BEGIN Source material

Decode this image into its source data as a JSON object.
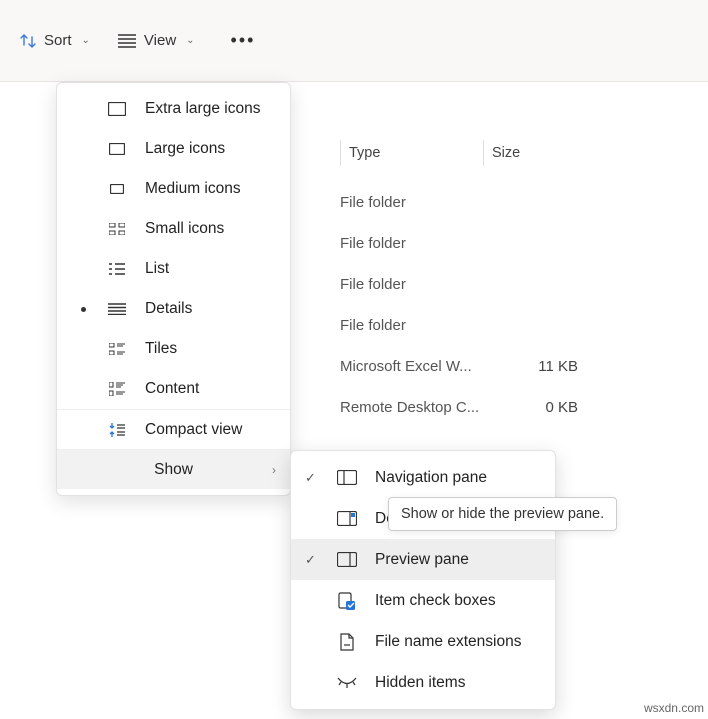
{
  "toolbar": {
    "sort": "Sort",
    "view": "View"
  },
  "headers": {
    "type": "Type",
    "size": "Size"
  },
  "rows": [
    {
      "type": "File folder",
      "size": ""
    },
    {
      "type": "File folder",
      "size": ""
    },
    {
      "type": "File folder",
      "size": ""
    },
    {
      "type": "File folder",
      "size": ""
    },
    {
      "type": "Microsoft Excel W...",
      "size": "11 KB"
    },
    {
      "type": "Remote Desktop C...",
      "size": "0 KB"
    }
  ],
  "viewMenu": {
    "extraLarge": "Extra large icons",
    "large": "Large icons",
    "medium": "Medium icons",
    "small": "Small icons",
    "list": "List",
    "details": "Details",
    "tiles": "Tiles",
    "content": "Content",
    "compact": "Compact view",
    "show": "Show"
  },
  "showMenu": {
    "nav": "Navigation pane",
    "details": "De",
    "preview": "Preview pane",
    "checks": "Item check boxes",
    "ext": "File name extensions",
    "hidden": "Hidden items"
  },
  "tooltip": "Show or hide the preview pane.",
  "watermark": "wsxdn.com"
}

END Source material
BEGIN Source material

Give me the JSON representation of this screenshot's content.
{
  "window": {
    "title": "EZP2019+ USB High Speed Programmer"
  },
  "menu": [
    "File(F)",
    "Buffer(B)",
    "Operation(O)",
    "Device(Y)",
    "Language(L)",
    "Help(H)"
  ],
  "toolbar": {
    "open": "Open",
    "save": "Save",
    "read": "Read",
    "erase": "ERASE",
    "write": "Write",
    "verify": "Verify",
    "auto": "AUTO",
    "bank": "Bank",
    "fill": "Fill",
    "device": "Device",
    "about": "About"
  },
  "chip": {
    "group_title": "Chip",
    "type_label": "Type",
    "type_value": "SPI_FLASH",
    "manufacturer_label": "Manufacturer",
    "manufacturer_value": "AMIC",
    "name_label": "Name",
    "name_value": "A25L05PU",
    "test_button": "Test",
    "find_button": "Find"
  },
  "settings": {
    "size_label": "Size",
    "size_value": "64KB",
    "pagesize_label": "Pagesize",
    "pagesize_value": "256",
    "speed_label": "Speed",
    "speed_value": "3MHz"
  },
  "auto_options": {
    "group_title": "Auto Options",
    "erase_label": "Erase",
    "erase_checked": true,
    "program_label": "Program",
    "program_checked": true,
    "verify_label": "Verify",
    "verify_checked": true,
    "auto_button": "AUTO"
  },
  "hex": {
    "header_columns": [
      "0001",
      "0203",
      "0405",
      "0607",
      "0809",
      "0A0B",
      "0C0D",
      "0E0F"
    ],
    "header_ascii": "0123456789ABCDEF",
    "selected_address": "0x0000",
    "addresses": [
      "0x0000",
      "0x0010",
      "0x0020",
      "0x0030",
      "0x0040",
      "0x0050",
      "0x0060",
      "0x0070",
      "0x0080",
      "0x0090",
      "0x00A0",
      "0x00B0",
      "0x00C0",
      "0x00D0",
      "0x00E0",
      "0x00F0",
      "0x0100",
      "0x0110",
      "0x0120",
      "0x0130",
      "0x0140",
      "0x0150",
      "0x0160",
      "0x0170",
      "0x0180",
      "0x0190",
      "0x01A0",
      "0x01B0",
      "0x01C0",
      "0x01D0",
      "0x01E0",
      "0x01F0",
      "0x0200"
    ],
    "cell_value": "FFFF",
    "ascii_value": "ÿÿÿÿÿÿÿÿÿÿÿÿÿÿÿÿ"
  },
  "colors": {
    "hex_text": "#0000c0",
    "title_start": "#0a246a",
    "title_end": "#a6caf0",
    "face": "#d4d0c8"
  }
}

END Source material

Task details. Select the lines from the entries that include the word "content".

Answer to this problem.
    "content": "Content",
Give me the JSON representation of this screenshot's content.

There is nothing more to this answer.